Problem to solve
In how many lines of the listing below does the word "this" occur? Say only the number.

Data for analysis

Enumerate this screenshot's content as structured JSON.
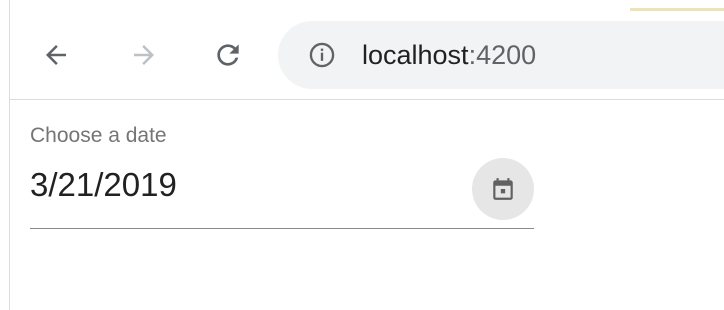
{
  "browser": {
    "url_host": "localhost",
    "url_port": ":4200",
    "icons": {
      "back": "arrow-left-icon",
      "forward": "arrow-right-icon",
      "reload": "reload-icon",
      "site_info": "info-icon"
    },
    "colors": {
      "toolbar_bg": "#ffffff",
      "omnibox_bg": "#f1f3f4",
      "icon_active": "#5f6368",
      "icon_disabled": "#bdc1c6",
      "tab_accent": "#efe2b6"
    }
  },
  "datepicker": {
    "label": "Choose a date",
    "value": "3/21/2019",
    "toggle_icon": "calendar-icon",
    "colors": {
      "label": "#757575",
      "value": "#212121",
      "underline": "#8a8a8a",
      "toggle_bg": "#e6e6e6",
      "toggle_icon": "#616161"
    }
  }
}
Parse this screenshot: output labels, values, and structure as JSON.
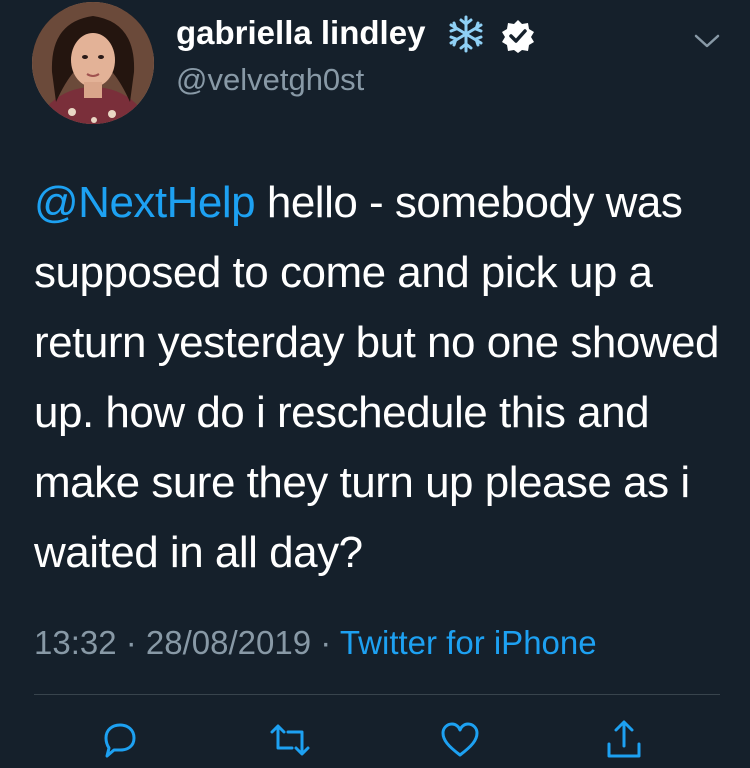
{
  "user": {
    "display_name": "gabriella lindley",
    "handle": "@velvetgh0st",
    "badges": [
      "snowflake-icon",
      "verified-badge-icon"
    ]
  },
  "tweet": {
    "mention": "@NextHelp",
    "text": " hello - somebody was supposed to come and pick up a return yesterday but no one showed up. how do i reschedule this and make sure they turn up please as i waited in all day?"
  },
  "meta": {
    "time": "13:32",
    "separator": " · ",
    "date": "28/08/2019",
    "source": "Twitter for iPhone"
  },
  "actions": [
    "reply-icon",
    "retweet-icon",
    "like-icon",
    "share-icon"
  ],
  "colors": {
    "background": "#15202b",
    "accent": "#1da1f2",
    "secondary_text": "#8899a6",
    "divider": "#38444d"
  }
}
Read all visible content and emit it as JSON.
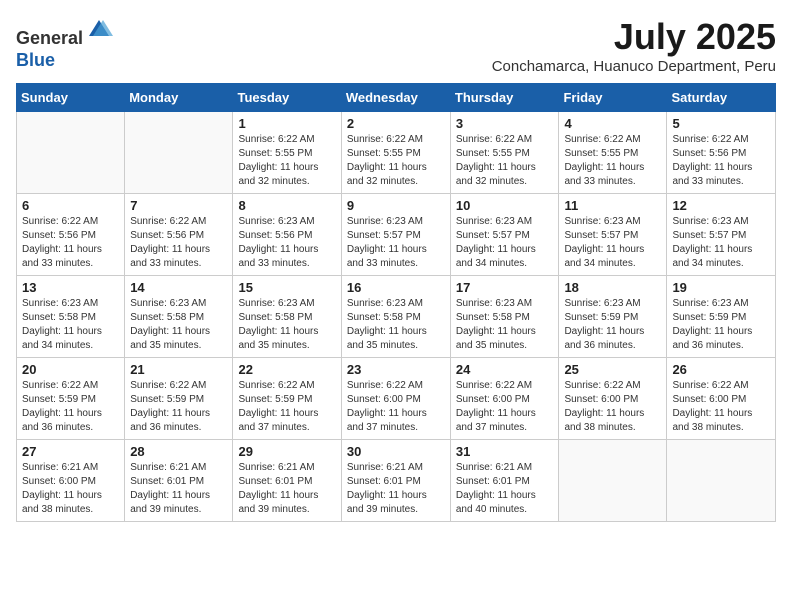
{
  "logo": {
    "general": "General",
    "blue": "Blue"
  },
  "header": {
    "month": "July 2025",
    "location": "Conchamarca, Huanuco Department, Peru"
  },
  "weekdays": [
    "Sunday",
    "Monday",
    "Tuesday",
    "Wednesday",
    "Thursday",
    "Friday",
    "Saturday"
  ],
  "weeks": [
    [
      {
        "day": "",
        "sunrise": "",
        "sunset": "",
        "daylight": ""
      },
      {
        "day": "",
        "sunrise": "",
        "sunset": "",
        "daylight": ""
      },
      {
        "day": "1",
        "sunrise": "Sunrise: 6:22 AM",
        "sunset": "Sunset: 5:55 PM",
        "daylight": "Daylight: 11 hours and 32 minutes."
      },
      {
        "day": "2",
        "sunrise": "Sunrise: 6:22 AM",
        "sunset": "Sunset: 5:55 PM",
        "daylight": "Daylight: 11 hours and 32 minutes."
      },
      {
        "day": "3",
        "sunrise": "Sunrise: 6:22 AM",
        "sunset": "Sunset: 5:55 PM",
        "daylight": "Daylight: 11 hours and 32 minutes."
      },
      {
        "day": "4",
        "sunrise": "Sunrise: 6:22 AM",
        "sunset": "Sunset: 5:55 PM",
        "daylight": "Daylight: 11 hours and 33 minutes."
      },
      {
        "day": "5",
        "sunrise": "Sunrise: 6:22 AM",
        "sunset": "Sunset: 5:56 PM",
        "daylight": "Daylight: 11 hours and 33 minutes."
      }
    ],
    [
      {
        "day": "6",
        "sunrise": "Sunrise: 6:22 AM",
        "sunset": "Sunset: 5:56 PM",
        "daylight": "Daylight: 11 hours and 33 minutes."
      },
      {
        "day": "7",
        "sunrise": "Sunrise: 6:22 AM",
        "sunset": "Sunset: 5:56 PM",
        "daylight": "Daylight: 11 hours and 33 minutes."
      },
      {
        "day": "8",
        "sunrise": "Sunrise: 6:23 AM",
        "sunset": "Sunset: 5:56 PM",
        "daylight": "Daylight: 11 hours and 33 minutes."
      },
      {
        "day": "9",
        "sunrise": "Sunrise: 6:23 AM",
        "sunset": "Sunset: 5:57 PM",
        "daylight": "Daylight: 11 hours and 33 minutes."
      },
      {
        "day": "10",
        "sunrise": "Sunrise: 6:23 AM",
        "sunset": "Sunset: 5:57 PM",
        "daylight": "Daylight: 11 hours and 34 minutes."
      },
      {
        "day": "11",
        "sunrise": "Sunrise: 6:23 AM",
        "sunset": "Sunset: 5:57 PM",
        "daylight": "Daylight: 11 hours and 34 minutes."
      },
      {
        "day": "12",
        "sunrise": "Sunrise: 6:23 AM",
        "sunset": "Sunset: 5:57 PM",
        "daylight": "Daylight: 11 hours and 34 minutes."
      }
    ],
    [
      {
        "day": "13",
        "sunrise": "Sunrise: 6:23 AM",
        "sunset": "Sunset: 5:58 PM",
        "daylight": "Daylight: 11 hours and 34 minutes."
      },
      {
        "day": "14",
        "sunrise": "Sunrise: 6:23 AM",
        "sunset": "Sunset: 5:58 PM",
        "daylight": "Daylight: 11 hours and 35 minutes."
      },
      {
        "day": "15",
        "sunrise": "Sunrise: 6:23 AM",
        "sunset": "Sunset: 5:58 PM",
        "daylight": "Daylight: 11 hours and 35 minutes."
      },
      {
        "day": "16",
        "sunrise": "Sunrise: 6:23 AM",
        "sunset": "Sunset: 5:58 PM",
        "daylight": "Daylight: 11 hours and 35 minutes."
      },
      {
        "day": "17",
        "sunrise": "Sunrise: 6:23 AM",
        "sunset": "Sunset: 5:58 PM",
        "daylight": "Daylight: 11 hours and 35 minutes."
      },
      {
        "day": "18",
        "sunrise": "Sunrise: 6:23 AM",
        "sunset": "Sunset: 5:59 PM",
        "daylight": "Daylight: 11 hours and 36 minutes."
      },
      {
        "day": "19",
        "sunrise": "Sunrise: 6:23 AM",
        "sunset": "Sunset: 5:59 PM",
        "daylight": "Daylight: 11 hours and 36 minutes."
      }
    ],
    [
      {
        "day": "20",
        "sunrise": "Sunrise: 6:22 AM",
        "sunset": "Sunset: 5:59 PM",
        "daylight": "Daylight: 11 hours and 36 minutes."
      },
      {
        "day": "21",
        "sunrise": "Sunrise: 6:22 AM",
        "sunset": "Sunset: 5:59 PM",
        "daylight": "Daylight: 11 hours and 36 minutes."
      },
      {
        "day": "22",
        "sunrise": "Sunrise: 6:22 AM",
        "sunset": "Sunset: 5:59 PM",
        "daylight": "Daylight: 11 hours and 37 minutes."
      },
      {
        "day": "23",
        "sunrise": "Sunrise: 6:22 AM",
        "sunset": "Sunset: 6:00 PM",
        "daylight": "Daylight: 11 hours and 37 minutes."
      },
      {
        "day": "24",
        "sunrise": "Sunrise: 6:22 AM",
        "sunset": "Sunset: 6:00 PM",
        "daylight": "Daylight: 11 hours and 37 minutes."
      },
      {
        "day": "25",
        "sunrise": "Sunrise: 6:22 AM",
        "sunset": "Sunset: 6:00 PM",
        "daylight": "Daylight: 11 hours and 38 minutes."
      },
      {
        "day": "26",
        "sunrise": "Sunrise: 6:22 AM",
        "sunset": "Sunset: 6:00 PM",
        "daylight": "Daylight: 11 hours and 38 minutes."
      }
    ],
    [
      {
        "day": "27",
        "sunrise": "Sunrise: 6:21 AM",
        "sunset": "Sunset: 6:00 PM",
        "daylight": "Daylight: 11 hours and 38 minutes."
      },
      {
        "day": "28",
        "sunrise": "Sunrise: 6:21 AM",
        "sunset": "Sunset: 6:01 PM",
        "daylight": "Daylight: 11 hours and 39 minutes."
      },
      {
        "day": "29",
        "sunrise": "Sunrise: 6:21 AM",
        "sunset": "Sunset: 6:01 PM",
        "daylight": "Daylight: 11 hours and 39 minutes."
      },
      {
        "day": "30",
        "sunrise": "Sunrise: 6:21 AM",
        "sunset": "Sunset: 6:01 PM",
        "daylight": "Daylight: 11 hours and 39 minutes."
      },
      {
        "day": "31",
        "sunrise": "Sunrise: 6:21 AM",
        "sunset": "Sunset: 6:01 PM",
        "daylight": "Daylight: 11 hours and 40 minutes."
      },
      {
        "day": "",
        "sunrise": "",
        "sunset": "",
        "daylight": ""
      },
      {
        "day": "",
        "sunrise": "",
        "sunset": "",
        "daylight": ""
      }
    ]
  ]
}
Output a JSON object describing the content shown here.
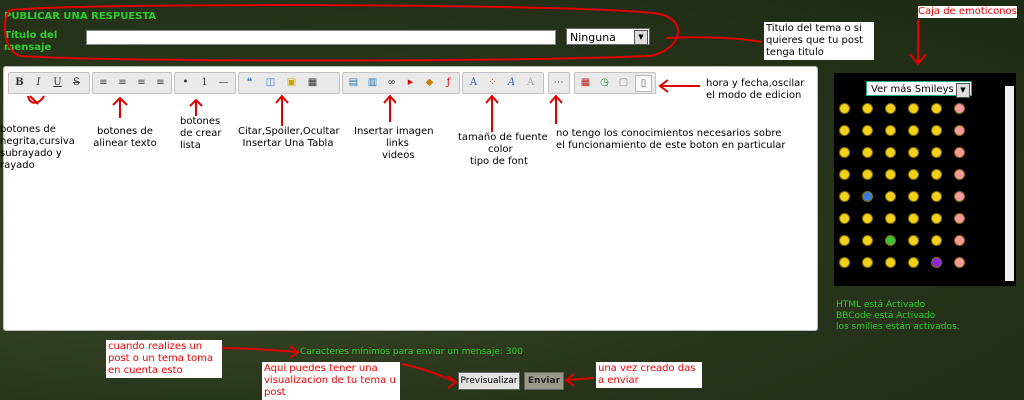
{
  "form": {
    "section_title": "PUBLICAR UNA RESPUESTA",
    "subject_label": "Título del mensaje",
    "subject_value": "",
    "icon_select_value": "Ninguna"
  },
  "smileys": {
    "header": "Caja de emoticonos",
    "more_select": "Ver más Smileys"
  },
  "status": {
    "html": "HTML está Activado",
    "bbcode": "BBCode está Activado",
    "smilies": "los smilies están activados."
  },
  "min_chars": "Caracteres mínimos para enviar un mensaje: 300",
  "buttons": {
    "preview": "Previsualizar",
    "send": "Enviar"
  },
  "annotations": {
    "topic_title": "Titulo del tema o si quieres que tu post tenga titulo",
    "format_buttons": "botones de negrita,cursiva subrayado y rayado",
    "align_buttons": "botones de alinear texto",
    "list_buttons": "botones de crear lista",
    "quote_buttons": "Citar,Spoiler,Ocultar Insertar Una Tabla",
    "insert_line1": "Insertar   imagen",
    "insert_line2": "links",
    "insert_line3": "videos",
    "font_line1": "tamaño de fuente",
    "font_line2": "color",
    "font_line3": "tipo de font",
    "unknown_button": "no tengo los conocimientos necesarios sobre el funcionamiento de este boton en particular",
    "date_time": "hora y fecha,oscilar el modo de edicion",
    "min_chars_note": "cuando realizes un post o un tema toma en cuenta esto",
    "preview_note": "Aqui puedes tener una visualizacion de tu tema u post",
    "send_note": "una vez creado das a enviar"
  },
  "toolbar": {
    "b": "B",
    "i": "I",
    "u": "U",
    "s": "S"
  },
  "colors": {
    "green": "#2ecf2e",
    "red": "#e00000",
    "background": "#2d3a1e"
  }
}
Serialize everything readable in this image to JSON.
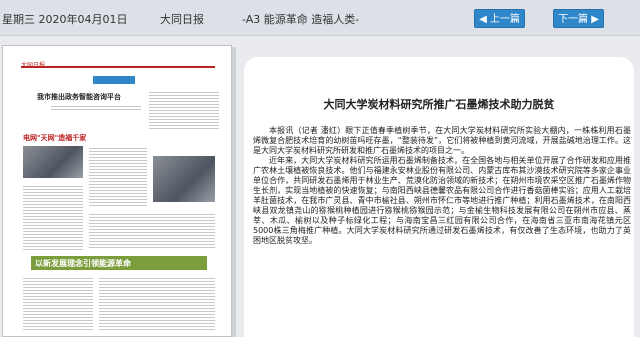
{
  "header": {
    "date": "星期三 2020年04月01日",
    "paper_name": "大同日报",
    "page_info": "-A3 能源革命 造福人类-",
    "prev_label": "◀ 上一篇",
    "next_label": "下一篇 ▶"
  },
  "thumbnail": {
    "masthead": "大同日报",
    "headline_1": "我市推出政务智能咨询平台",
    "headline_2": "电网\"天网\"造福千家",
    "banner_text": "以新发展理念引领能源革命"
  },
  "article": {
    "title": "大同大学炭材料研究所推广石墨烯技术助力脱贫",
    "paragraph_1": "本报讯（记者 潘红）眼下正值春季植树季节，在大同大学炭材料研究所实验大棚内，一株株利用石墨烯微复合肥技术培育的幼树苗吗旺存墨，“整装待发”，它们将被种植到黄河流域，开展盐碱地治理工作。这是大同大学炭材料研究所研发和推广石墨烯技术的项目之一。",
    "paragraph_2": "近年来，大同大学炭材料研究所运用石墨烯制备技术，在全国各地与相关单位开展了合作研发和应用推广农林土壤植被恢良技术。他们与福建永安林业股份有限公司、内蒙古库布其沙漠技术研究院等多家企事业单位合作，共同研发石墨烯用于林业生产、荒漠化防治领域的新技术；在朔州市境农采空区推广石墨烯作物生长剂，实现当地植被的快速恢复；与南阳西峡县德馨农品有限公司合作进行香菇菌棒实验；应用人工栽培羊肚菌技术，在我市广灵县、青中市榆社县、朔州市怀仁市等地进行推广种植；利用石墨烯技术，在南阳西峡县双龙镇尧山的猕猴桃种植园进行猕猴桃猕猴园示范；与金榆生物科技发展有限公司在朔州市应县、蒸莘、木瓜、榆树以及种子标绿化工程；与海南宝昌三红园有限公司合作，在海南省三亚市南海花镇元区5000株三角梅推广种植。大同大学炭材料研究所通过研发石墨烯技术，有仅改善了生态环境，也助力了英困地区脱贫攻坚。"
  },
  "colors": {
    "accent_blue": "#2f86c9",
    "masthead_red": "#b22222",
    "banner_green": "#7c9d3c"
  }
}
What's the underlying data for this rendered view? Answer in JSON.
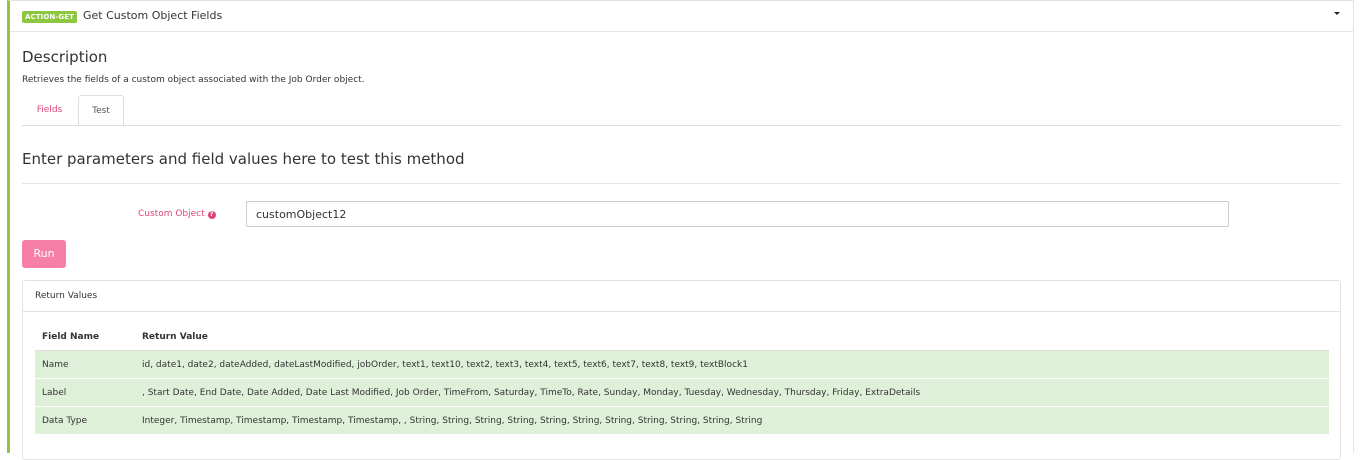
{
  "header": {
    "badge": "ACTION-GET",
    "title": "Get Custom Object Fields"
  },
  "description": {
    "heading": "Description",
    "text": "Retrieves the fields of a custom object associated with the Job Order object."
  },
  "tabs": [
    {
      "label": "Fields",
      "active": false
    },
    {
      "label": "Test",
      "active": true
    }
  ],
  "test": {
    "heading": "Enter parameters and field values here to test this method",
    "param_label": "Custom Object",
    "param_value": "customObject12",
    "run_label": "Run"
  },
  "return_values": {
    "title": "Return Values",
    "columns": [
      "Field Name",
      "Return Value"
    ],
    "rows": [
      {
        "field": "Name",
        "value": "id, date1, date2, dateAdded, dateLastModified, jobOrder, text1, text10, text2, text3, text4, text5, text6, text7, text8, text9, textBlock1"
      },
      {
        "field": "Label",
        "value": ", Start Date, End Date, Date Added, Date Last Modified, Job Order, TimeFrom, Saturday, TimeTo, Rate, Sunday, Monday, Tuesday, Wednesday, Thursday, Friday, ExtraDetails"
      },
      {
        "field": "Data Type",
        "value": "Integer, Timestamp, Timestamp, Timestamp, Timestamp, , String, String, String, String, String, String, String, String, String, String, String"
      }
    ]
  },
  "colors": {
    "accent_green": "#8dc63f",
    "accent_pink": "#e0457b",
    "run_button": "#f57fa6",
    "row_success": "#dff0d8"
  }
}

Solution to the exercise
6